this gave me chills. Bun is like my favorite dude alive right now, second to maybe Ross. Can't wait for II Trill to come out and looking forward to the video for "That's Gangsta" (pictured)...R.I.P. Pimp C

Wednesday, April 02, 2008

know what's goin through your mind, boosie he retarded

Lil Boosie - Da Beginning mixtape

The above line from the hook on "Somebody Gonna be My Victim" is the type of thing that makes me love Boosie right now. While it clearly has a different meaning when used by the man himself, many people can't take Lil Boosie seriously and look at me like I'm crazy when I tell them I listen to his music, without irony. It's not just his shrill, cartoonish voice that makes people scoff at him. He's a raw, unapologizing version of the Southern rapper; materialistic, violent, loud and unconcerned with anything except money. But he's really one of the only honest and fresh voices in rap, unafraid to put what's on his mind onto the ridiculously critical hip hop stage. Coming from Baton Rouge and having such incredible talent surrounding him (beats and rappers) helps him stand out, of course. But Boosie is all personality, talent and execution.

The new mixtape is a classic waiting to be adopted by the nerd-rap blogosphere, especially since Trill Ent. has been crowned the next rap dynasty. On Da Beginning, the production is so refreshing that it makes Boosie's rhymes so clear and even a little bit humble. Every track has some toned down, homemade element, like flutes, organs, hand claps, bluesy guitars or horns. All sounds that are strikingly different from the current state of rap production. In fact, Trill Entertainment's in-house producers produce banging club tracks on the regular, which makes this even more intriguing. I'm not sure who did the beats here (I don't hear Mouse's "Mouse ont he track, it'll make ya bounce back" tag?), but whoever it is was clearly listening to a lot of Pimp C. As we all know, Chad Butler (RIP) put these dudes on, but I've never really felt the influence of Pimp C as much on any other Trill Ent release as on this one. The woozy organs, laid back beats, guitars all sound perfect for a styrofoam cup and a big ass Cadillac.

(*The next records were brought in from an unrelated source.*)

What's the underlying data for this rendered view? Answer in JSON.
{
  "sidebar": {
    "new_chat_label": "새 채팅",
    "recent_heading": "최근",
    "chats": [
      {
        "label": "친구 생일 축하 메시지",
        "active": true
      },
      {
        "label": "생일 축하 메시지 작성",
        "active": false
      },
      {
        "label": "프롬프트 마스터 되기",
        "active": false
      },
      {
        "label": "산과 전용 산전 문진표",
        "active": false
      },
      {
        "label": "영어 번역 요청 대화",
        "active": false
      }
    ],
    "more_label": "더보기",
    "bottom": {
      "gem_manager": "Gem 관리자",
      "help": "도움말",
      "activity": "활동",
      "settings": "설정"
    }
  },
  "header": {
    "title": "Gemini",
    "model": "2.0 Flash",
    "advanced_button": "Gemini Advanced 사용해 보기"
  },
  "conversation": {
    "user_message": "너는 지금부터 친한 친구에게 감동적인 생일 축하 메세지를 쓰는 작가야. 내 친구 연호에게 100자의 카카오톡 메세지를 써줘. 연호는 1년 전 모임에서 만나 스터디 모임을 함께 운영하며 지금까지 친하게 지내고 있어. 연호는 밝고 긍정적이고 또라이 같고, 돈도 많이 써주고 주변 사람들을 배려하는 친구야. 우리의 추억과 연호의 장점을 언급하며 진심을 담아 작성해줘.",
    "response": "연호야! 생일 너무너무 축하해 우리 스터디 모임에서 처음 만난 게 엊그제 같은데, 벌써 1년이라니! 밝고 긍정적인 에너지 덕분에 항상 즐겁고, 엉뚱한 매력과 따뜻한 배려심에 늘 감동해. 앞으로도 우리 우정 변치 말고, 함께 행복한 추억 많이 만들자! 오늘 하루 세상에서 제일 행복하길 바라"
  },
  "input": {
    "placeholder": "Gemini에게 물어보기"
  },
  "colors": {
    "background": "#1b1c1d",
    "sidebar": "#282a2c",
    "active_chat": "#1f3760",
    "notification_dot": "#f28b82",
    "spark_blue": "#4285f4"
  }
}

Whoever is on the hook on "They Hatin" has the greatest nasally drawl ever, and the track is a perfect little posse cut to show just how dope this camp is. What's so exciting to me is that they can make songs like "Zoom" or "Wipe Me Down" but also they can make MUSIC, stuff that truly carries on the tradition of Pimp and Bun. "They Hatin" sounds like it's from some old mixtape by a bunch of Houston dudes that I've never heard of from 2000. Noz already told you about the political one, "Dirty World," which is another perfect example of why people who scoff at Boosie are mistaken. But it's not just the overt political track that proves Boosie's got stuff to say, he does it all over this mixtape. "I Ain't Comin Home Tonight" is a great storytelling track, a break-up song, and a sober moment for the perpetually flossing rapper, all in one. "Take My Pain Away" is a drug ballad about how he prays instead of whooping his bitch when things get rough. "Doin This 4 U" is the 'giving back to my hood' track but holds a little more poignancy knowing just exactly how hugely important this guy is to a whole lot of people in Baton Rouge and the rest of the South right now. This guy just basically threw his personality all over this thing and I'm eating it up completely. It's the type of thing that really tips a rapper from a regional sensation to a star, and maybe his recent spot on the cover of Fader is a sign. Either way, he deserves to be appreciated much more than in just a cursory, ironic sort of way.

Tuesday, April 01, 2008